=== TASK INSTRUCTIONS ===
Every line of the data must appear again in the answer, exactly as written.

=== SUPPLIED INFORMATION ===
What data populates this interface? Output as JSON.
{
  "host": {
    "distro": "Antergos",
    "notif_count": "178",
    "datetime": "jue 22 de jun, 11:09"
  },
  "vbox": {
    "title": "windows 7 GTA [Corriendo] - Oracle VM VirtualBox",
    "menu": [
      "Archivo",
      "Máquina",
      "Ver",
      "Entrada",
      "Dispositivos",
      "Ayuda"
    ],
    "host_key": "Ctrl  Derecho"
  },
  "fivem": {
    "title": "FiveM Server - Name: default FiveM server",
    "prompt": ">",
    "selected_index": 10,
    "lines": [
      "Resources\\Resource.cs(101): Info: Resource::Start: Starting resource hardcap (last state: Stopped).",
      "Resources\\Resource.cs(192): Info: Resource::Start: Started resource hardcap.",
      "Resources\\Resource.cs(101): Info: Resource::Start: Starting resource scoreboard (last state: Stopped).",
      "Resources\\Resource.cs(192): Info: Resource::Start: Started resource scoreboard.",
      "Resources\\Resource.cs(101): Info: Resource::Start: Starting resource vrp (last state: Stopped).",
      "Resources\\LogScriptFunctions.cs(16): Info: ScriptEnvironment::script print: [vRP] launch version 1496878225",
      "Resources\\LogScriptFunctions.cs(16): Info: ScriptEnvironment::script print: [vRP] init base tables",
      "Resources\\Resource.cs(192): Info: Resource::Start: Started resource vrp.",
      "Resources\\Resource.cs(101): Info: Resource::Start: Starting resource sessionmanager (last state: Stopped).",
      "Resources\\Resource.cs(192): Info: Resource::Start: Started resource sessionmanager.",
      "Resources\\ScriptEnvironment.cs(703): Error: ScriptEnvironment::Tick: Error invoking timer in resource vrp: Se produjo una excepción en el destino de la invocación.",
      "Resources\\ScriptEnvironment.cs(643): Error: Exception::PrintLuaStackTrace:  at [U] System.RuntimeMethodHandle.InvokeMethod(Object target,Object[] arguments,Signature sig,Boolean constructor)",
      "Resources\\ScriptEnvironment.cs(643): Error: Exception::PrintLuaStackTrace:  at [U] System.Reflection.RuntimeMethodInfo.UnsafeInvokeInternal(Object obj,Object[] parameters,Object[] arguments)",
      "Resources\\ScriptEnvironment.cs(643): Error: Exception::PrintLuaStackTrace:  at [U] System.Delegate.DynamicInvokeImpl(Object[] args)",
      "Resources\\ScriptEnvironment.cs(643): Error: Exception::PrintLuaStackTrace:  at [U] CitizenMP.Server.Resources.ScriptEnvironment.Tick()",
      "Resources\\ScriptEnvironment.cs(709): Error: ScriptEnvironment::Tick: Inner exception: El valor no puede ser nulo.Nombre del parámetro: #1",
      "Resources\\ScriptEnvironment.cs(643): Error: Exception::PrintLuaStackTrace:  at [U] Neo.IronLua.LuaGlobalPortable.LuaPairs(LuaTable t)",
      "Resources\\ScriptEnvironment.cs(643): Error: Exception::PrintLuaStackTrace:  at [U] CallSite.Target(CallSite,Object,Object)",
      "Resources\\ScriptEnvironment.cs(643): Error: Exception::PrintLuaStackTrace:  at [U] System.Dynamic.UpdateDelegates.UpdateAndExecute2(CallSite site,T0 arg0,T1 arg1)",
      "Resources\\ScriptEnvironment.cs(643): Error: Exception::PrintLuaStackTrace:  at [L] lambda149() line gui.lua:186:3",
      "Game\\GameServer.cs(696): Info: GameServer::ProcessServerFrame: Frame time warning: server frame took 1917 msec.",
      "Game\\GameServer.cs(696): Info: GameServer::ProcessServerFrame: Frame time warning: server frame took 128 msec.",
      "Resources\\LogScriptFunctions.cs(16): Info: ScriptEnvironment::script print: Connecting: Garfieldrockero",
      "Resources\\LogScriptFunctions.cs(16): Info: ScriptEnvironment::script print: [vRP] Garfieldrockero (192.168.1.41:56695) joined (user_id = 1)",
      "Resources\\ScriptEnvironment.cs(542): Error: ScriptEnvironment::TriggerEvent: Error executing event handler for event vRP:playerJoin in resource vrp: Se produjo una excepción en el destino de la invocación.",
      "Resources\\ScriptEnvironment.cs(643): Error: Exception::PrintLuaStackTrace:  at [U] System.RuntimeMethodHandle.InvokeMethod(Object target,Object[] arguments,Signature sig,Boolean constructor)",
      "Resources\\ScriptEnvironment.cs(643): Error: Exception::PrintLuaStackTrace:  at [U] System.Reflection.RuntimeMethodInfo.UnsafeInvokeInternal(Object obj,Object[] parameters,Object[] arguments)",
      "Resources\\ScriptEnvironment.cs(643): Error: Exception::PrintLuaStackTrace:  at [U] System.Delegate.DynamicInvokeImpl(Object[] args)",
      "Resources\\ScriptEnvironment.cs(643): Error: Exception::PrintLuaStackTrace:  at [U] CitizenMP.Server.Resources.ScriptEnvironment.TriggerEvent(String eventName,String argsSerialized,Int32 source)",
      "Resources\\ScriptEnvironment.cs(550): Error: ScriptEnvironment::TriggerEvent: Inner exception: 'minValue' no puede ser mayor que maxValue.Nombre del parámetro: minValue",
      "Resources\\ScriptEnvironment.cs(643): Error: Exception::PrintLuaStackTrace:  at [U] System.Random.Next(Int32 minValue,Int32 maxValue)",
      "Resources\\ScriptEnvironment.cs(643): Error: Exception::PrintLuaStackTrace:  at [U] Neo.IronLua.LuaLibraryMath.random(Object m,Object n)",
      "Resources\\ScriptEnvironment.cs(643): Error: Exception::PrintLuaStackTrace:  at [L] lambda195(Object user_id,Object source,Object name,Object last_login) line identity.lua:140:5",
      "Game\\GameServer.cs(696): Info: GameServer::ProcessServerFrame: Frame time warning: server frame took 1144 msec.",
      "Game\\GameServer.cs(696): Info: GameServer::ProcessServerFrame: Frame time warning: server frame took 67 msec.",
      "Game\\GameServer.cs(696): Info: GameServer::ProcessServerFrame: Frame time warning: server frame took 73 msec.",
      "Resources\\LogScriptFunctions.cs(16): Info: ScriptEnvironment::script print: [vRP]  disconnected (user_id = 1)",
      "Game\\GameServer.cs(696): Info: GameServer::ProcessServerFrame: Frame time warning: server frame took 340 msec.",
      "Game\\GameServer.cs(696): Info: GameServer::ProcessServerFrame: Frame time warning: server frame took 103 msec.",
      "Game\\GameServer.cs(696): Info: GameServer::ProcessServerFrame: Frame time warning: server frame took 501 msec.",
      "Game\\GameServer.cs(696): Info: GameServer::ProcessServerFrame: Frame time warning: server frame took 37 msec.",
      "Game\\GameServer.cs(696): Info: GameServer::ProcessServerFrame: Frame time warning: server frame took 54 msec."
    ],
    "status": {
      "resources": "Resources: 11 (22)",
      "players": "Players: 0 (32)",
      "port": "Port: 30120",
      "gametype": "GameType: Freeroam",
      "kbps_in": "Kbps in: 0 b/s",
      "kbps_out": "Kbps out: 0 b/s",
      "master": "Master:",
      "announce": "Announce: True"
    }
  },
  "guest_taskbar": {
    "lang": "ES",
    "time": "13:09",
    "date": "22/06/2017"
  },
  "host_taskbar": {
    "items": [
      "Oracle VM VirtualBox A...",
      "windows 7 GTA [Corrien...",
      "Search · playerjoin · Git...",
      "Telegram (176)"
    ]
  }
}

=== ANSWER SPACE ===
What data populates this interface? Output as JSON.
{
  "host": {
    "distro": "Antergos",
    "notif_count": "178",
    "datetime": "jue 22 de jun, 11:09"
  },
  "vbox": {
    "title": "windows 7 GTA [Corriendo] - Oracle VM VirtualBox",
    "menu": [
      "Archivo",
      "Máquina",
      "Ver",
      "Entrada",
      "Dispositivos",
      "Ayuda"
    ],
    "host_key": "Ctrl  Derecho"
  },
  "fivem": {
    "title": "FiveM Server - Name: default FiveM server",
    "prompt": ">",
    "selected_index": 10,
    "lines": [
      "Resources\\Resource.cs(101): Info: Resource::Start: Starting resource hardcap (last state: Stopped).",
      "Resources\\Resource.cs(192): Info: Resource::Start: Started resource hardcap.",
      "Resources\\Resource.cs(101): Info: Resource::Start: Starting resource scoreboard (last state: Stopped).",
      "Resources\\Resource.cs(192): Info: Resource::Start: Started resource scoreboard.",
      "Resources\\Resource.cs(101): Info: Resource::Start: Starting resource vrp (last state: Stopped).",
      "Resources\\LogScriptFunctions.cs(16): Info: ScriptEnvironment::script print: [vRP] launch version 1496878225",
      "Resources\\LogScriptFunctions.cs(16): Info: ScriptEnvironment::script print: [vRP] init base tables",
      "Resources\\Resource.cs(192): Info: Resource::Start: Started resource vrp.",
      "Resources\\Resource.cs(101): Info: Resource::Start: Starting resource sessionmanager (last state: Stopped).",
      "Resources\\Resource.cs(192): Info: Resource::Start: Started resource sessionmanager.",
      "Resources\\ScriptEnvironment.cs(703): Error: ScriptEnvironment::Tick: Error invoking timer in resource vrp: Se produjo una excepción en el destino de la invocación.",
      "Resources\\ScriptEnvironment.cs(643): Error: Exception::PrintLuaStackTrace:  at [U] System.RuntimeMethodHandle.InvokeMethod(Object target,Object[] arguments,Signature sig,Boolean constructor)",
      "Resources\\ScriptEnvironment.cs(643): Error: Exception::PrintLuaStackTrace:  at [U] System.Reflection.RuntimeMethodInfo.UnsafeInvokeInternal(Object obj,Object[] parameters,Object[] arguments)",
      "Resources\\ScriptEnvironment.cs(643): Error: Exception::PrintLuaStackTrace:  at [U] System.Delegate.DynamicInvokeImpl(Object[] args)",
      "Resources\\ScriptEnvironment.cs(643): Error: Exception::PrintLuaStackTrace:  at [U] CitizenMP.Server.Resources.ScriptEnvironment.Tick()",
      "Resources\\ScriptEnvironment.cs(709): Error: ScriptEnvironment::Tick: Inner exception: El valor no puede ser nulo.Nombre del parámetro: #1",
      "Resources\\ScriptEnvironment.cs(643): Error: Exception::PrintLuaStackTrace:  at [U] Neo.IronLua.LuaGlobalPortable.LuaPairs(LuaTable t)",
      "Resources\\ScriptEnvironment.cs(643): Error: Exception::PrintLuaStackTrace:  at [U] CallSite.Target(CallSite,Object,Object)",
      "Resources\\ScriptEnvironment.cs(643): Error: Exception::PrintLuaStackTrace:  at [U] System.Dynamic.UpdateDelegates.UpdateAndExecute2(CallSite site,T0 arg0,T1 arg1)",
      "Resources\\ScriptEnvironment.cs(643): Error: Exception::PrintLuaStackTrace:  at [L] lambda149() line gui.lua:186:3",
      "Game\\GameServer.cs(696): Info: GameServer::ProcessServerFrame: Frame time warning: server frame took 1917 msec.",
      "Game\\GameServer.cs(696): Info: GameServer::ProcessServerFrame: Frame time warning: server frame took 128 msec.",
      "Resources\\LogScriptFunctions.cs(16): Info: ScriptEnvironment::script print: Connecting: Garfieldrockero",
      "Resources\\LogScriptFunctions.cs(16): Info: ScriptEnvironment::script print: [vRP] Garfieldrockero (192.168.1.41:56695) joined (user_id = 1)",
      "Resources\\ScriptEnvironment.cs(542): Error: ScriptEnvironment::TriggerEvent: Error executing event handler for event vRP:playerJoin in resource vrp: Se produjo una excepción en el destino de la invocación.",
      "Resources\\ScriptEnvironment.cs(643): Error: Exception::PrintLuaStackTrace:  at [U] System.RuntimeMethodHandle.InvokeMethod(Object target,Object[] arguments,Signature sig,Boolean constructor)",
      "Resources\\ScriptEnvironment.cs(643): Error: Exception::PrintLuaStackTrace:  at [U] System.Reflection.RuntimeMethodInfo.UnsafeInvokeInternal(Object obj,Object[] parameters,Object[] arguments)",
      "Resources\\ScriptEnvironment.cs(643): Error: Exception::PrintLuaStackTrace:  at [U] System.Delegate.DynamicInvokeImpl(Object[] args)",
      "Resources\\ScriptEnvironment.cs(643): Error: Exception::PrintLuaStackTrace:  at [U] CitizenMP.Server.Resources.ScriptEnvironment.TriggerEvent(String eventName,String argsSerialized,Int32 source)",
      "Resources\\ScriptEnvironment.cs(550): Error: ScriptEnvironment::TriggerEvent: Inner exception: 'minValue' no puede ser mayor que maxValue.Nombre del parámetro: minValue",
      "Resources\\ScriptEnvironment.cs(643): Error: Exception::PrintLuaStackTrace:  at [U] System.Random.Next(Int32 minValue,Int32 maxValue)",
      "Resources\\ScriptEnvironment.cs(643): Error: Exception::PrintLuaStackTrace:  at [U] Neo.IronLua.LuaLibraryMath.random(Object m,Object n)",
      "Resources\\ScriptEnvironment.cs(643): Error: Exception::PrintLuaStackTrace:  at [L] lambda195(Object user_id,Object source,Object name,Object last_login) line identity.lua:140:5",
      "Game\\GameServer.cs(696): Info: GameServer::ProcessServerFrame: Frame time warning: server frame took 1144 msec.",
      "Game\\GameServer.cs(696): Info: GameServer::ProcessServerFrame: Frame time warning: server frame took 67 msec.",
      "Game\\GameServer.cs(696): Info: GameServer::ProcessServerFrame: Frame time warning: server frame took 73 msec.",
      "Resources\\LogScriptFunctions.cs(16): Info: ScriptEnvironment::script print: [vRP]  disconnected (user_id = 1)",
      "Game\\GameServer.cs(696): Info: GameServer::ProcessServerFrame: Frame time warning: server frame took 340 msec.",
      "Game\\GameServer.cs(696): Info: GameServer::ProcessServerFrame: Frame time warning: server frame took 103 msec.",
      "Game\\GameServer.cs(696): Info: GameServer::ProcessServerFrame: Frame time warning: server frame took 501 msec.",
      "Game\\GameServer.cs(696): Info: GameServer::ProcessServerFrame: Frame time warning: server frame took 37 msec.",
      "Game\\GameServer.cs(696): Info: GameServer::ProcessServerFrame: Frame time warning: server frame took 54 msec."
    ],
    "status": {
      "resources": "Resources: 11 (22)",
      "players": "Players: 0 (32)",
      "port": "Port: 30120",
      "gametype": "GameType: Freeroam",
      "kbps_in": "Kbps in: 0 b/s",
      "kbps_out": "Kbps out: 0 b/s",
      "master": "Master:",
      "announce": "Announce: True"
    }
  },
  "guest_taskbar": {
    "lang": "ES",
    "time": "13:09",
    "date": "22/06/2017"
  },
  "host_taskbar": {
    "items": [
      "Oracle VM VirtualBox A...",
      "windows 7 GTA [Corrien...",
      "Search · playerjoin · Git...",
      "Telegram (176)"
    ]
  }
}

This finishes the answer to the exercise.